If the robust secondary sanctions contained in U.S. law were applied in defiance of international consensus, there would surely be a rush to develop financial instruments that would be beyond U.S. reach. Computer experts talk about creating an “air gap” to ensure that sensitive information is never put on a computer that can in turn be exposed to the public Internet. One could easily see a drive toward financial institutions that are protected from U.S. scrutiny, and from U.S. law enforcement. They would have no connections to U.S. banks or U.S. networks, and the U.S. Treasury Department would be unable to touch them.

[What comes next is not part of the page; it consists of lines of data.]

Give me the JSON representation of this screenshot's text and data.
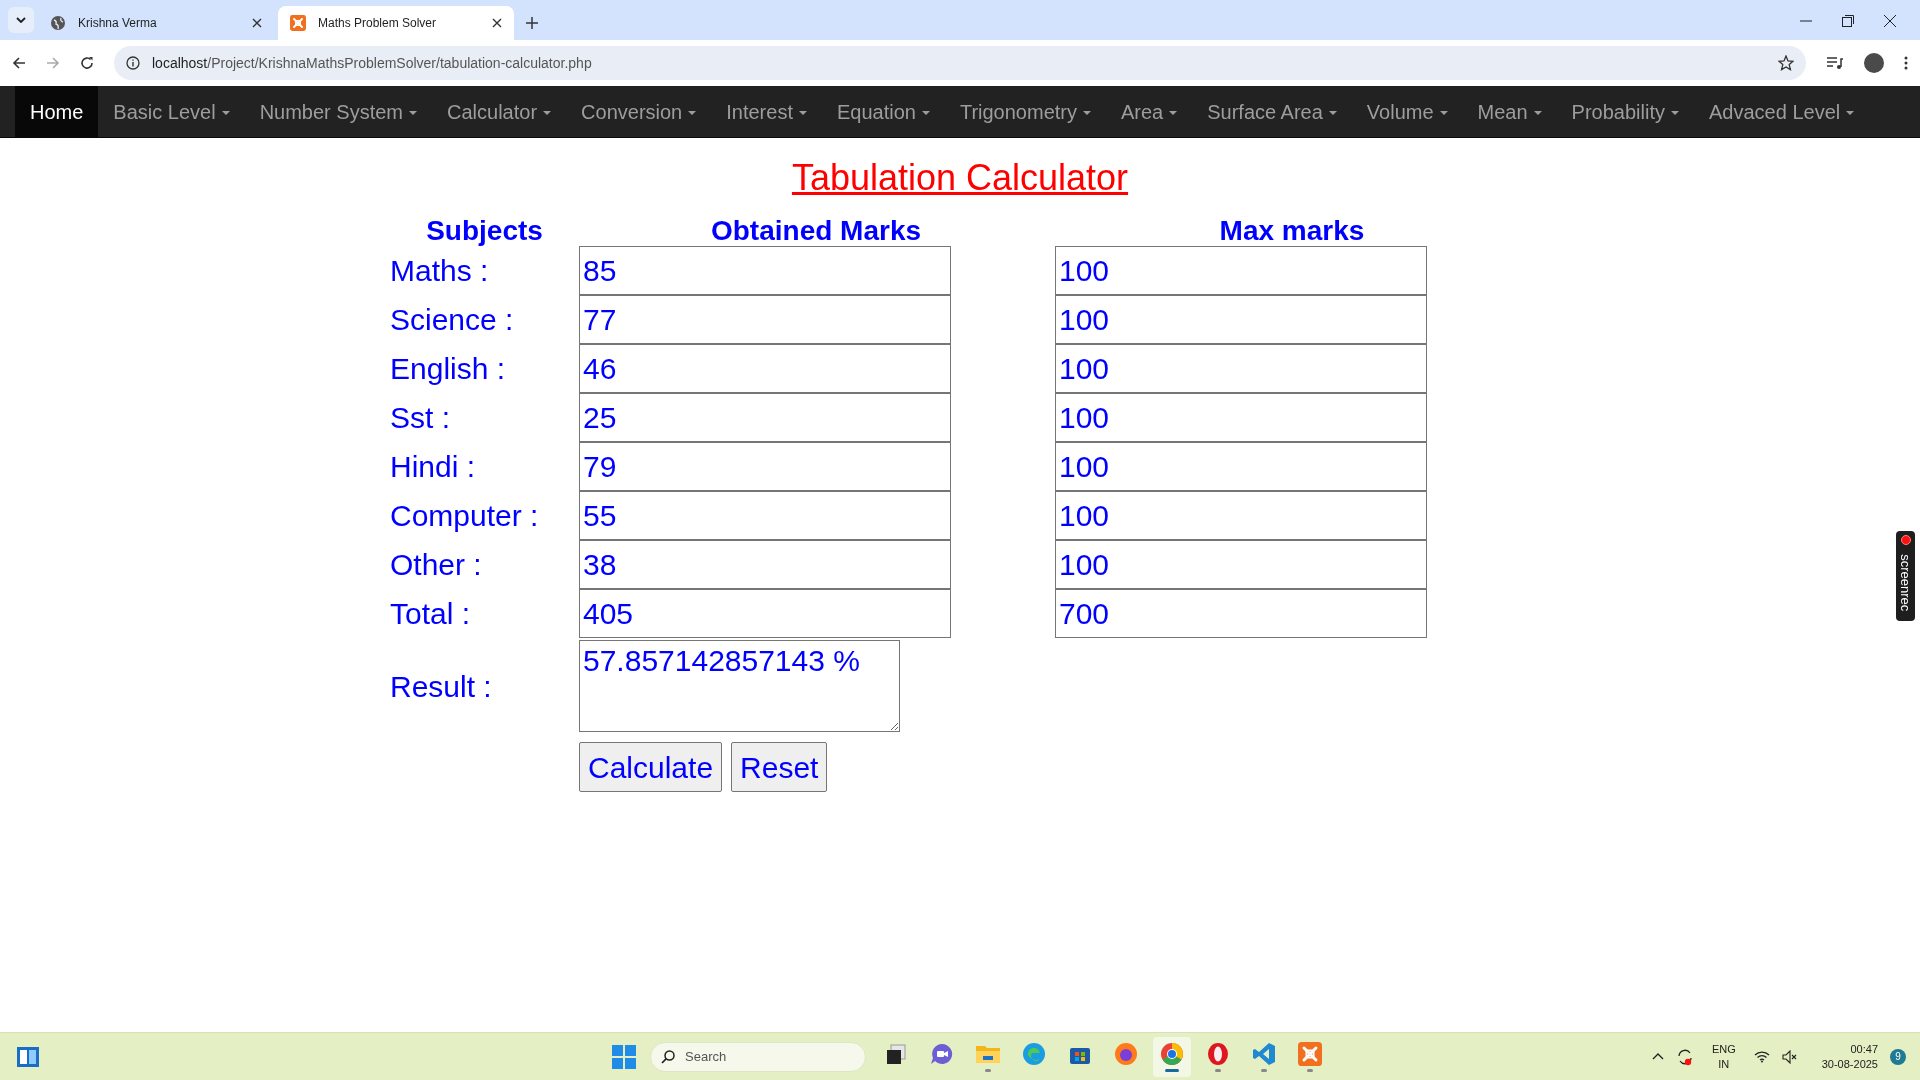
{
  "browser": {
    "tabs": [
      {
        "title": "Krishna Verma",
        "selected": false,
        "kind": "globe"
      },
      {
        "title": "Maths Problem Solver",
        "selected": true,
        "kind": "xampp"
      }
    ],
    "url_host": "localhost",
    "url_path": "/Project/KrishnaMathsProblemSolver/tabulation-calculator.php"
  },
  "nav": [
    {
      "label": "Home",
      "selected": true,
      "dropdown": false
    },
    {
      "label": "Basic Level",
      "selected": false,
      "dropdown": true
    },
    {
      "label": "Number System",
      "selected": false,
      "dropdown": true
    },
    {
      "label": "Calculator",
      "selected": false,
      "dropdown": true
    },
    {
      "label": "Conversion",
      "selected": false,
      "dropdown": true
    },
    {
      "label": "Interest",
      "selected": false,
      "dropdown": true
    },
    {
      "label": "Equation",
      "selected": false,
      "dropdown": true
    },
    {
      "label": "Trigonometry",
      "selected": false,
      "dropdown": true
    },
    {
      "label": "Area",
      "selected": false,
      "dropdown": true
    },
    {
      "label": "Surface Area",
      "selected": false,
      "dropdown": true
    },
    {
      "label": "Volume",
      "selected": false,
      "dropdown": true
    },
    {
      "label": "Mean",
      "selected": false,
      "dropdown": true
    },
    {
      "label": "Probability",
      "selected": false,
      "dropdown": true
    },
    {
      "label": "Advaced Level",
      "selected": false,
      "dropdown": true
    }
  ],
  "title": "Tabulation Calculator",
  "headers": [
    "Subjects",
    "Obtained Marks",
    "Max marks"
  ],
  "rows": [
    {
      "label": "Maths :",
      "obtained": "85",
      "max": "100"
    },
    {
      "label": "Science :",
      "obtained": "77",
      "max": "100"
    },
    {
      "label": "English :",
      "obtained": "46",
      "max": "100"
    },
    {
      "label": "Sst :",
      "obtained": "25",
      "max": "100"
    },
    {
      "label": "Hindi :",
      "obtained": "79",
      "max": "100"
    },
    {
      "label": "Computer :",
      "obtained": "55",
      "max": "100"
    },
    {
      "label": "Other :",
      "obtained": "38",
      "max": "100"
    },
    {
      "label": "Total :",
      "obtained": "405",
      "max": "700"
    }
  ],
  "result": {
    "label": "Result :",
    "value": "57.857142857143 %"
  },
  "buttons": [
    "Calculate",
    "Reset"
  ],
  "screenrec": "screenrec",
  "taskbar": {
    "search_placeholder": "Search",
    "apps": [
      {
        "kind": "taskview",
        "running": false,
        "selected": false
      },
      {
        "kind": "meet",
        "running": false,
        "selected": false
      },
      {
        "kind": "folder",
        "running": true,
        "selected": false
      },
      {
        "kind": "edge",
        "running": false,
        "selected": false
      },
      {
        "kind": "store",
        "running": false,
        "selected": false
      },
      {
        "kind": "firefox",
        "running": false,
        "selected": false
      },
      {
        "kind": "chrome",
        "running": true,
        "selected": true
      },
      {
        "kind": "opera",
        "running": true,
        "selected": false
      },
      {
        "kind": "vscode",
        "running": true,
        "selected": false
      },
      {
        "kind": "xampp",
        "running": true,
        "selected": false
      }
    ],
    "lang": [
      "ENG",
      "IN"
    ],
    "time": "00:47",
    "date": "30-08-2025",
    "notifications": "9"
  }
}
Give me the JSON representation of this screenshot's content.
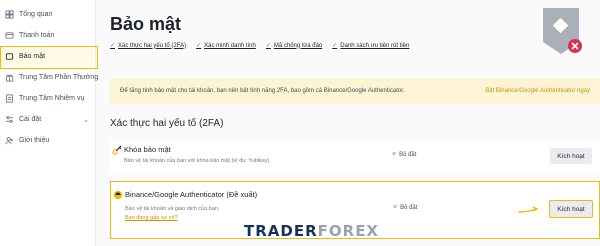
{
  "sidebar": {
    "items": [
      {
        "label": "Tổng quan",
        "icon": "overview-icon"
      },
      {
        "label": "Thanh toán",
        "icon": "payment-icon"
      },
      {
        "label": "Bảo mật",
        "icon": "shield-icon",
        "active": true
      },
      {
        "label": "Trung Tâm Phần Thưởng",
        "icon": "reward-icon"
      },
      {
        "label": "Trung Tâm Nhiệm vụ",
        "icon": "task-icon"
      },
      {
        "label": "Cài đặt",
        "icon": "settings-icon",
        "has_chevron": true
      },
      {
        "label": "Giới thiệu",
        "icon": "referral-icon"
      }
    ]
  },
  "main": {
    "title": "Bảo mật",
    "links": [
      "Xác thực hai yếu tố (2FA)",
      "Xác minh danh tính",
      "Mã chống lừa đảo",
      "Danh sách ưu tiên rút tiền"
    ],
    "banner": {
      "text": "Để tăng tính bảo mật cho tài khoản, bạn nên bật tính năng 2FA, bao gồm cả Binance/Google Authenticator.",
      "cta": "Bật Binance/Google Authenticator ngay"
    },
    "section_title": "Xác thực hai yếu tố (2FA)",
    "rows": [
      {
        "title": "Khóa bảo mật",
        "desc": "Bảo vệ tài khoản của bạn với khóa bảo mật (ví dụ: Yubikey).",
        "status": "Bỏ đặt",
        "button": "Kích hoạt"
      },
      {
        "title": "Binance/Google Authenticator (Đề xuất)",
        "desc": "Bảo vệ tài khoản và giao dịch của bạn.",
        "link": "Bạn đang gặp sự cố?",
        "status": "Bỏ đặt",
        "button": "Kích hoạt"
      }
    ]
  },
  "watermark": {
    "part1": "TRADER",
    "part2": "FOREX"
  },
  "colors": {
    "accent": "#f0b90b",
    "link": "#c99400",
    "banner_bg": "#fdf4d5"
  }
}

China’s new Asian Infrastructure Investment Bank (which has 50 founding members, including many U.S. allies) could be part of the architecture for this parallel organization, and even many Asian allies of the United States with keen energy interests in Iran would be tempted to sign up.
The establishment of a parallel banking system would be a blow to U.S. prestige, but that would be the least of it. Its establishment would destroy an apparatus that has been painstakingly built—in large measure during the Bush administration—to give the U.S. government unprecedented visibility into criminal transactions around the world and to sanction individuals and institutions who abet terrorism. Americans would be at much greater risk.